heavily disputed proposals on copyright, recalled getting 60,000 emails in a fortnight, many through automated systems. The parliament has increasingly come into the crosshairs of intense and even misleading corporate lobbying campaigns, says Margarida Silva, a researcher at the Corporate Europe Observatory. More MEPs are criticising corporate lobbying and its influence, she says: Slowly but surely, there is a push-back.
Why does the European parliament sit in Brussels and Strasbourg?
Because the French president says so. The official seat is in Strasbourg, the Rhine city that is a symbol of Franco-German postwar reconciliation. Yet MEPs spend less than four days a month at the French seat. Most would prefer the parliament to be permanently in Brussels, the headquarters of the EUs other big institutions.

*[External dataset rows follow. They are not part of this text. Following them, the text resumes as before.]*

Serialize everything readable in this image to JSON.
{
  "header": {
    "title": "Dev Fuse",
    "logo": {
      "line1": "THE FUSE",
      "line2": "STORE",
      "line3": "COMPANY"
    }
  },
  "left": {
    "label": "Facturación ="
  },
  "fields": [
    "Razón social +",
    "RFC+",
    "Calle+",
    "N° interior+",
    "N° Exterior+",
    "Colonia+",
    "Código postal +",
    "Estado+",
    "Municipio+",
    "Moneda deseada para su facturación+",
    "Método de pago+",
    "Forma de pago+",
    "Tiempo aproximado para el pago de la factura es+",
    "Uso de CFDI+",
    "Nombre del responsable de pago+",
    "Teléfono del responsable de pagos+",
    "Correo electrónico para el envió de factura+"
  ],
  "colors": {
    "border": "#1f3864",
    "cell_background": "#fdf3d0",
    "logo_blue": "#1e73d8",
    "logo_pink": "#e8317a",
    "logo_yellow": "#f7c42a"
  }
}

Single Seat campaign, chaired by Swedish MEP Anna Maria Corazza Bildt, says more than three quarters of MEPs want to abolish the travelling circus. Shuttling backwards and forwards between the two cities is estimated to cost the 180m (156m, $138m) a year and 19,000 tonnes of CO 2 emissions a month.
The cause was taken up by the head of Germanys Christian Democratic Union, Annegret Kramp-Karrenbauer, who said the parliament should stay in Brussels. Like previous calls for change, she ran into the same obstacle. The parliaments Strasbourg home is inscribed in the EU treaty and can only be changed by the unanimous agreement of all 28 member states giving France a permanent veto. Strasbourg is the capital of European democracy,
it is our pride, said Nathalie Loiseau, leader of Emmanuel Macrons campaign in the European elections. Non, in other words.
Annegret Kramp-Karrenbauer, chair of the CDU, want the parliament to stay in Brussels. Photograph: Friedemann Vogel/EPA
Do people care about European elections?
Not as much as MEPs would like. Enthusiasm has been falling ever since the first elections in 1979. Although the parliament has accumulated real power, turnout has dropped at every single election, hitting a nadir of 42.6% in 2014. Attendance varies significantly across the bloc: in 2014 it was 90% in Belgium (where voting is compulsory), but a mere 13% in Slovakia.
Low turnout reflects general public mistrust in politics. Lack of trust in politics and lack of interest were the two biggest reasons cited by people who did not vote in 2014, according to a parliament study.
Some political observers have suggested that increased attention to elections and the growing salience of EU issues could create the long-awaited European public sphere.
Not everyone is convinced. There is hardly any hope for greater turnout or significant interest from the public, Russack says. She thinks some of the biggest European issues, such as migration and eurozone reform, are sources of division, rather than unifiers that might encourage people to vote.
What happens next?
Voting begins on 23 May with elections in the Netherlands and the UK (unless the government manages to ratify the Brexit deal see box). Most countries vote on Sunday 26 May and the results should be clear by the early hours of Monday.
After a month of haggling and setting up new groups, the new parliament is due to start work on 2 July.
These elections are only part of a bigger EU changeover. By the end of the year, the EU should also have new presidents to lead the European commission and European council, two appointments that will also sway how
Europe works over the next five years.
by Stefan Lehne and Heather Grabbe at Carnegie Europe 2019 European parliament elections will change the EUs political dynamics
carried out by TNS Opinion The European parliaments 2014 post-election survey
,by Susi Dennison and Pawe Zerka at the European Council on Foreign Relations The 2019 European election: how anti-Europeans plan to wreck Europe and what can be done to stop it
The European Union: how does it work,edited by Daniel Kenealy, John Peterson and Richard Corbett, published by Oxford University Press